In 1964 Robert Wilkins was a name best known to 78rpm disc collectors who cherished a handful of exceptional blues performances he recorded between 1928 and 1935 that showcased a gifted, original Memphis-Mississippi stylist whose straightforward singing, finely crafted lyrics and eloquent guitar accompaniments made him a master of his art.
Early that year, following up a rumor that Wilkins was alive and well in Memphis, my wife, Louisa Spottswood, checked a current city phone directory and found two Robert Wilkins. Letters went to both and the man who answered was the one we sought.
The early 1960s had already witnessed the rediscoveries of Tom Ashley, Mississippi John Hurt, Sleepy John Estes, Henry Townsend, Dock Boggs and saw new careers for traditional stylists Doc Watson, John Jackson, Mance Lipscomb and Fred McDowell. Prewar stylists like Brownie McGhee and Sonny Terry, Maybelle Carter, Rev. Gary Davis, the Chuck Wagon Gang and Bill Monroe were still active, and old-time blues giants Bukka White and Skip James would reappear before the end of 1964
Other Memphis blues survivors who reappeared in the 1950s and '60s included Will (Son Brimmer) Shade, Gus Cannon, Yank Rachel and Furry Lewis. Cannon saw a New York City 'folk' arrangement of his Walk Right In top the charts in 1963 and the old (b. 1883) entertainer, banjo picker, jug blower and medicine show man eventually received royalties that helped support him until his death in 1979.
1964 also marked the arrival of the Beatles, whose success was like a tidal wave, eclipsing the folk revival and a promise of rewarding new careers for older traditional performers. English super-star bands, the Beatles included, publicly embraced the blues, but not in a way that left room for its creators to share much of the limelight or the profits. However, a second English rock band made a major difference to Rev. Wilkins, as we shall see.

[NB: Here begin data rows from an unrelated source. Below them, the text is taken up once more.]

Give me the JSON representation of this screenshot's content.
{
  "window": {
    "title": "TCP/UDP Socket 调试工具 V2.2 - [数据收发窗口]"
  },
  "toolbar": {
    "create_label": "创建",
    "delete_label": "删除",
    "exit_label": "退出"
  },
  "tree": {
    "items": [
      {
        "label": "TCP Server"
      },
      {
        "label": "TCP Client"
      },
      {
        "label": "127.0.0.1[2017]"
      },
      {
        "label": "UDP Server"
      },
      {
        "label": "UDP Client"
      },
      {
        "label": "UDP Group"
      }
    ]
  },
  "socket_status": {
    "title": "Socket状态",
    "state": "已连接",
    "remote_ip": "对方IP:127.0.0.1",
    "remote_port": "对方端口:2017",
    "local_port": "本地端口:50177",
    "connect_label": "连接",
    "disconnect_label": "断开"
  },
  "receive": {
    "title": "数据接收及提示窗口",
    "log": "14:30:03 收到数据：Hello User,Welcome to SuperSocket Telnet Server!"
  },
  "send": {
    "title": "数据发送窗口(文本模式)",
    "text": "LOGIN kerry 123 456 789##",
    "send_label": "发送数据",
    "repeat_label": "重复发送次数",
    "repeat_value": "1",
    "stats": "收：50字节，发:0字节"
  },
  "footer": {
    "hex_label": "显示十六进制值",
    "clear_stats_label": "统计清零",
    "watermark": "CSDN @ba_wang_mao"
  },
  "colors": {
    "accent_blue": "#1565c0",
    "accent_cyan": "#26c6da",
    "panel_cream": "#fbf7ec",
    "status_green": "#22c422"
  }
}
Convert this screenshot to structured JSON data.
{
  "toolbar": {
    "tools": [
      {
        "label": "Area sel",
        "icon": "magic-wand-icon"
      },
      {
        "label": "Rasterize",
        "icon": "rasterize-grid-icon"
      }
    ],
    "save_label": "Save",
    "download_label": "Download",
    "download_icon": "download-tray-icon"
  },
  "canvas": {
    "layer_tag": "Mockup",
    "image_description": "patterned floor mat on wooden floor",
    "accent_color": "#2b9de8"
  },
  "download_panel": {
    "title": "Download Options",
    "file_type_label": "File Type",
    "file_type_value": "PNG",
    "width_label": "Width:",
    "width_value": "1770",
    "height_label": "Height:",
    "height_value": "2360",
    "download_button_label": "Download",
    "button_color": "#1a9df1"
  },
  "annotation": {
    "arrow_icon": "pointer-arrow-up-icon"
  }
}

Robert Timothy Wilkins claimed to have been born on January 16, 1896 near Hernando, Mississippi, in DeSoto County, ten miles south of Memphis on Highway 51. A 1900 Census report gives the year as 1895 and is probably accurate. His father, a subsistence farmer named George Wilkins, fled the state before Robert was born, after striking a white man during a gambling dispute. His mother, Julia, married Polk 'Sam' Oliver, and Robert became known as Tim Oliver. Though Sam could play the guitar, he was twenty years older than his wife and Robert/Tim remembered him less as a musician and more as an ill-tempered drunk who regularly beat her.Robert attended school through the fourth grade, when he began to farm full time. He got his first guitar when he was sixteen and mastered it within a year. He learned I Wish I Was In Heaven Sitting Down from Aaron 'Buddy' Taylor, who subsequently taught him Frisco Train, St. Louis Buck Dance, Jesse James and Casey Jones, a song commemorating a 1900 train wreck that happened 150 miles south of Hernando in Vaughan, Mississippi, when Robert was five years old. He remembered first hearing the blues around 1904 and at first calling them slow drags. He performed at fish fries, dances and parties for white and black patrons and on Saturdays he busked on the street in Hernando. Around 1910, he nearly shot Sam after Julia had been severely beaten, and Sam left home permanently. Robert continued to develop his music and in 1915 decided to try his luck in Memphis as a working performer. He recalled the anger that helped fuel his music. As he told his grand-daughter and biographer Lane Wilkins: "By the time I got to Beale Street, they were already there: Frank Stokes, Gus Cannon, Ishmon Bracey, and the rest. Somehow or other the word got around I learned the guitar from Sam Oliver. I never tried to deny this because in a way it was kind of the truth. Every time I saw my mama¹s face after he fought her, my playing got a little better and stronger."